Task directions.
Return all lines of the listing below that carry the word "title".

━━━━━━

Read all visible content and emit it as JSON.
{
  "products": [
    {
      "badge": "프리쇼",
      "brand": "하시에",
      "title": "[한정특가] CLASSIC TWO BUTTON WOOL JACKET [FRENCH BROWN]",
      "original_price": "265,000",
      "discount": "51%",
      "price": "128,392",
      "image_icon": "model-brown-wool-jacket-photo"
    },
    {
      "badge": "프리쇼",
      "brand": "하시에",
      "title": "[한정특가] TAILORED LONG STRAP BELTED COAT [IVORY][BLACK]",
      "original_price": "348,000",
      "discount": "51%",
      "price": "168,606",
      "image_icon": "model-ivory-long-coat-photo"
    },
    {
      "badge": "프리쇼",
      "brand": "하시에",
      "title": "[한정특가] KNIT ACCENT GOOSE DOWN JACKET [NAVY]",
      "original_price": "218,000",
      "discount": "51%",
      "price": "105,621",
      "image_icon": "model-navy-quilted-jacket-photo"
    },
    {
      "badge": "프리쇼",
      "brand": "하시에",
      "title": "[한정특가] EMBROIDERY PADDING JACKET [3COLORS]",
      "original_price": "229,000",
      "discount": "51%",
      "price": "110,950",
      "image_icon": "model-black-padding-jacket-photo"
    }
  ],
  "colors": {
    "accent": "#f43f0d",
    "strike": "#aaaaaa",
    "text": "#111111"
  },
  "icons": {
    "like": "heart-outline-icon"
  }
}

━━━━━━

Result for this task.
      "title": "[한정특가] CLASSIC TWO BUTTON WOOL JACKET [FRENCH BROWN]",
      "title": "[한정특가] TAILORED LONG STRAP BELTED COAT [IVORY][BLACK]",
      "title": "[한정특가] KNIT ACCENT GOOSE DOWN JACKET [NAVY]",
      "title": "[한정특가] EMBROIDERY PADDING JACKET [3COLORS]",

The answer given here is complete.